++++ Provided data

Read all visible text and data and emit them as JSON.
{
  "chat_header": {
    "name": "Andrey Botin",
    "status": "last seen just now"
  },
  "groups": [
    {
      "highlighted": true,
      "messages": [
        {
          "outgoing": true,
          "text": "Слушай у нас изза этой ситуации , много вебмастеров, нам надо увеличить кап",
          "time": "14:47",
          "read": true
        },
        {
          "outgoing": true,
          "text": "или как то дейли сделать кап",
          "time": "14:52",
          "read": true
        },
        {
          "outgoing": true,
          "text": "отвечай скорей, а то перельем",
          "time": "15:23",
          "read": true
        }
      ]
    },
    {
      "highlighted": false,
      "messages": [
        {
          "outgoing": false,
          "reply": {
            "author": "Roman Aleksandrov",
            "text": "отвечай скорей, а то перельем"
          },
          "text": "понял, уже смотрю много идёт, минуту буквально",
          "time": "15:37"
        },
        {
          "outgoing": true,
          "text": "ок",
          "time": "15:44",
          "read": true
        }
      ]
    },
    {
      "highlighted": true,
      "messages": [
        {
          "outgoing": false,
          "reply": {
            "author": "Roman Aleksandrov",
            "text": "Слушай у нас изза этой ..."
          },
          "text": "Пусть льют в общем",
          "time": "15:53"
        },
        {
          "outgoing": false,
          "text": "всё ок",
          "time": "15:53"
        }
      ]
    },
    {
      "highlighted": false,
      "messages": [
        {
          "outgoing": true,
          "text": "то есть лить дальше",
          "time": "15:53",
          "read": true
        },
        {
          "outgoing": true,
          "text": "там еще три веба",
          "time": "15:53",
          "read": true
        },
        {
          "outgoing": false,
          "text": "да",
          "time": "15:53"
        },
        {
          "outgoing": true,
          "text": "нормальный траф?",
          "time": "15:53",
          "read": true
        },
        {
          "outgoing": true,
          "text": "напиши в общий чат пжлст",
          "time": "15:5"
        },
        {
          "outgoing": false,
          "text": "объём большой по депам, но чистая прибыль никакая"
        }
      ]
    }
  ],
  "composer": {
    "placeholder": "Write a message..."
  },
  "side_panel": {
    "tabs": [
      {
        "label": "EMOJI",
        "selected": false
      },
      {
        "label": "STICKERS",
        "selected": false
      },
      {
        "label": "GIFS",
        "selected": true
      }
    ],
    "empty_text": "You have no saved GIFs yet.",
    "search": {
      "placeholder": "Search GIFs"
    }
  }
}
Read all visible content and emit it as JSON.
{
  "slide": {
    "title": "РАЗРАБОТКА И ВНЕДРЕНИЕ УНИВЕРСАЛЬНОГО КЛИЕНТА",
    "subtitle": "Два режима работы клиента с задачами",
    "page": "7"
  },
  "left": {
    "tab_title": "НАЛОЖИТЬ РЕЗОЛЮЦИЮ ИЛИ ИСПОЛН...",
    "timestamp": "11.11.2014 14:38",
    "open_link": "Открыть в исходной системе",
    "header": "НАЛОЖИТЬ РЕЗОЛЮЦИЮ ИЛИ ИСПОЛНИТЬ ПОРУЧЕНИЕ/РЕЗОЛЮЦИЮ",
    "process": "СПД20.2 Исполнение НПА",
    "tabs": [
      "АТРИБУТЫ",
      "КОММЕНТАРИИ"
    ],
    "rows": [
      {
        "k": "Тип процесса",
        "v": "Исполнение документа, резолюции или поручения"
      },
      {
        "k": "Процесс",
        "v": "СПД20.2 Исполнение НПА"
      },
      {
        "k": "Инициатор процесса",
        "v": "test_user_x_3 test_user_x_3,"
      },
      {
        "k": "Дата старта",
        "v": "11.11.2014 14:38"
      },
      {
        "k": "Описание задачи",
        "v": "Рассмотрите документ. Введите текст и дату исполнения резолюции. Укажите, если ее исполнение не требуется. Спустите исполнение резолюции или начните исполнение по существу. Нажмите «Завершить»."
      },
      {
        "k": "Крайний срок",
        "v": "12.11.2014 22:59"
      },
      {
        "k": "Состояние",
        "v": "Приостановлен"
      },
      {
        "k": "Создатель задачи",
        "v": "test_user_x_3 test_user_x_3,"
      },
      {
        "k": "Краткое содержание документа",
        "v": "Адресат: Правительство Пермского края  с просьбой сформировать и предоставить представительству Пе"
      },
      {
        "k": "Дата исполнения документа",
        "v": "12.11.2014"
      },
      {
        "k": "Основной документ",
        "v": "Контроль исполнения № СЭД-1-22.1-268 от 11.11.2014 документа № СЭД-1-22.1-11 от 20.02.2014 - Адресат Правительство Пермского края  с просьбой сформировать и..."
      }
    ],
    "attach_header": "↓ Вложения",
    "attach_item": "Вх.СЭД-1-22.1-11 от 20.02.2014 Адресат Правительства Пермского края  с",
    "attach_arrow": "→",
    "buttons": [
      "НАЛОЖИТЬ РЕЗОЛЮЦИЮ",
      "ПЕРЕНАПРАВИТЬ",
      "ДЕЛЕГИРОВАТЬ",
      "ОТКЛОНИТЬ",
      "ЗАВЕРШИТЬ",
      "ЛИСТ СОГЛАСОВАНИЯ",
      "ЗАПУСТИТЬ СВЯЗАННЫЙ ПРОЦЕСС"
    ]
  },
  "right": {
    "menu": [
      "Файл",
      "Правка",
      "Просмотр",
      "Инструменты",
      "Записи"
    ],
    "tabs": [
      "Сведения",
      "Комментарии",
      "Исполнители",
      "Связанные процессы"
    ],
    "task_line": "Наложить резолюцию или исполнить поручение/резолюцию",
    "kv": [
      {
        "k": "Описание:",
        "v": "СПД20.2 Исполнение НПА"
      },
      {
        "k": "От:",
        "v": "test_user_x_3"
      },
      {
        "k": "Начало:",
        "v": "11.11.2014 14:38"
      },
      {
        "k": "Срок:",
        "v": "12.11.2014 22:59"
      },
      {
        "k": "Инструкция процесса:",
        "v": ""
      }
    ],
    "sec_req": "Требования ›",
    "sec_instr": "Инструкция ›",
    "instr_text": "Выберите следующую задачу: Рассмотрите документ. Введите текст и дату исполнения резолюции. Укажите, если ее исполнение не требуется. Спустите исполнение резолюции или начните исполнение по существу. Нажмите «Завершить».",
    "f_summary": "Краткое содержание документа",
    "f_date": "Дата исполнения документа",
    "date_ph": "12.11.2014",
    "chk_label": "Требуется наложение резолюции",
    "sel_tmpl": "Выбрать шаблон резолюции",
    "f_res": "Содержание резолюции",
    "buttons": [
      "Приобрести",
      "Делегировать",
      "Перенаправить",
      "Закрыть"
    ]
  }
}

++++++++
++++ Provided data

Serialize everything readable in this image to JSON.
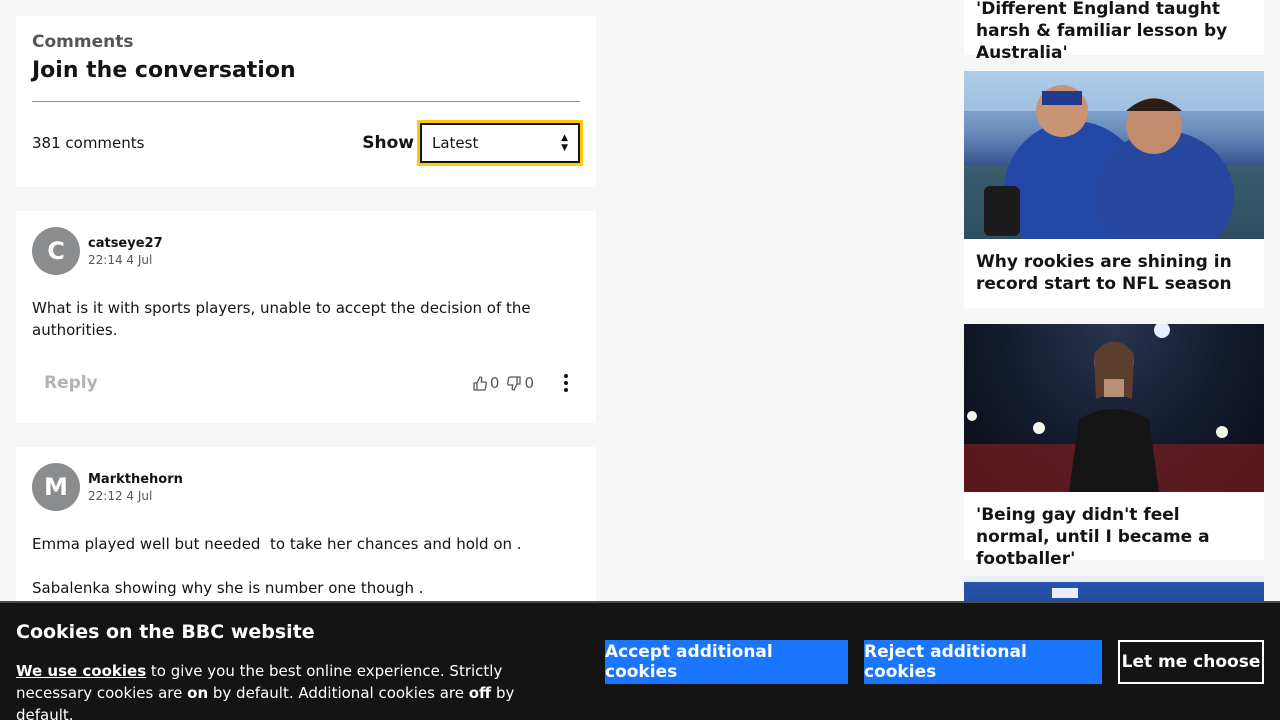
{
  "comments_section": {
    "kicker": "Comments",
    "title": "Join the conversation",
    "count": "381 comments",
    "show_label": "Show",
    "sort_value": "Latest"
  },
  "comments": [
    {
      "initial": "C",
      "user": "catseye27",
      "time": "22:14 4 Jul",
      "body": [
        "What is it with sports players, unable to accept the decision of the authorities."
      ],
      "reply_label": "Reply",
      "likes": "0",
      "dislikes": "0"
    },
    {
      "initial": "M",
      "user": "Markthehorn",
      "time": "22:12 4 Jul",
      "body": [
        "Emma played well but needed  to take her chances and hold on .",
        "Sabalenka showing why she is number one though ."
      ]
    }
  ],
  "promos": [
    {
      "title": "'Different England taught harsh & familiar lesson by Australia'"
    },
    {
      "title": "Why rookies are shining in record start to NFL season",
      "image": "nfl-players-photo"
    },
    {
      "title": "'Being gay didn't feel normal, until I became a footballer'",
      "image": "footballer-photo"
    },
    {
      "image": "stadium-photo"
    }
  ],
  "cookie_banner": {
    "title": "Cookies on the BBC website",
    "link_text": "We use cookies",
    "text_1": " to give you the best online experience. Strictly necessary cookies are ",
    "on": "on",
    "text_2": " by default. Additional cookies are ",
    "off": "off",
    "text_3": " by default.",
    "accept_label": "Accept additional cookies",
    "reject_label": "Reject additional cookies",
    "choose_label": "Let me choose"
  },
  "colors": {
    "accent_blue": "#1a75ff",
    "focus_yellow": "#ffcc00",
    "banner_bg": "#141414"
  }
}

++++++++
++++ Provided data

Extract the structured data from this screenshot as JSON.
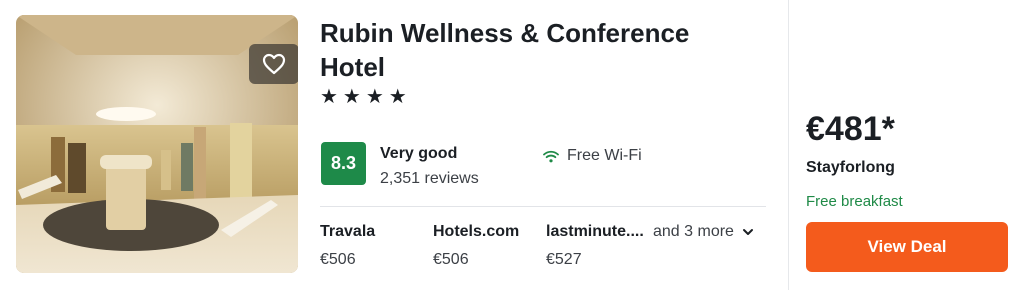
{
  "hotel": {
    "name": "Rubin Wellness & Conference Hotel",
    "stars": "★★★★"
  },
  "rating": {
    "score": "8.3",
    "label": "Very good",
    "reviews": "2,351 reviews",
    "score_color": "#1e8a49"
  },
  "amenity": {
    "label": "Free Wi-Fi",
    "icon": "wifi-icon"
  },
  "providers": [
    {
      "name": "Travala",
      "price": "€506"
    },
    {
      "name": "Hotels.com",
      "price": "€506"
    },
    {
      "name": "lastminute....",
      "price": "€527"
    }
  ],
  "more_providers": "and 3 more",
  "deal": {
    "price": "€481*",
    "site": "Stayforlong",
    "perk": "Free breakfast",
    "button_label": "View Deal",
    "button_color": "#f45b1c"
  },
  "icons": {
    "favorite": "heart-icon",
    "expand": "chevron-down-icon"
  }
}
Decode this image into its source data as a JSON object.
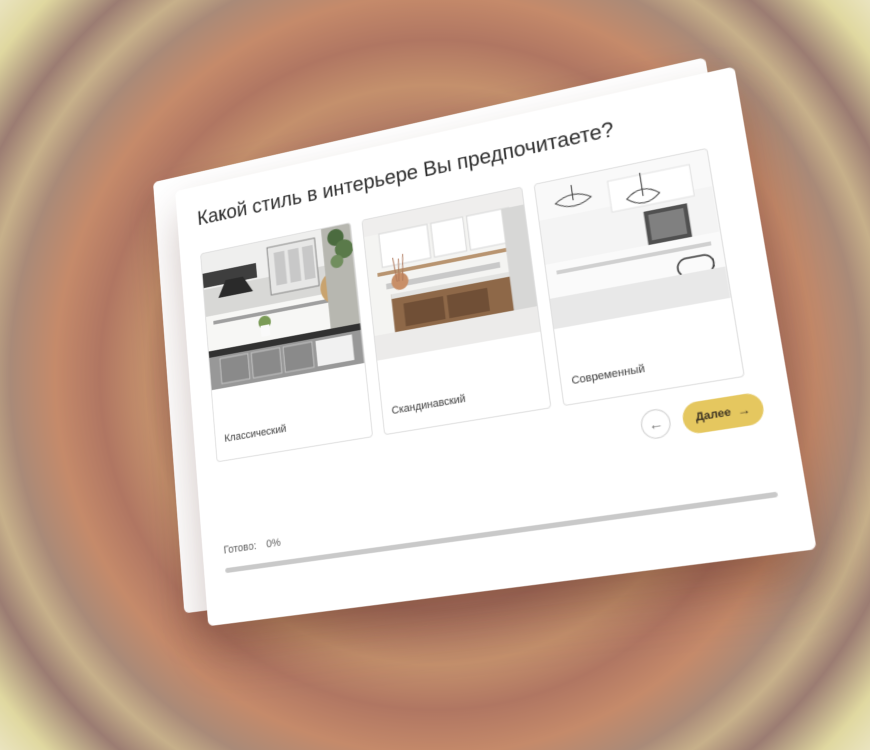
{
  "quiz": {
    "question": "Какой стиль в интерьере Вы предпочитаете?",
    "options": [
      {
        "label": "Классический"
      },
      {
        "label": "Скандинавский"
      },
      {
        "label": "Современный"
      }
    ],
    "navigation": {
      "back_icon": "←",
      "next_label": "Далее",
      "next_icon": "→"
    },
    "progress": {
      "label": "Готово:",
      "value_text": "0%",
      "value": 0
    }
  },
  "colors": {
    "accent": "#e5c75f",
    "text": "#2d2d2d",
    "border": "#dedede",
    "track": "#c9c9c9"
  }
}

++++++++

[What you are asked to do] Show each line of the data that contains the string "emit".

[Exercise response]
Read all visible text and data and emit them as JSON.
Read all visible content and emit it as JSON.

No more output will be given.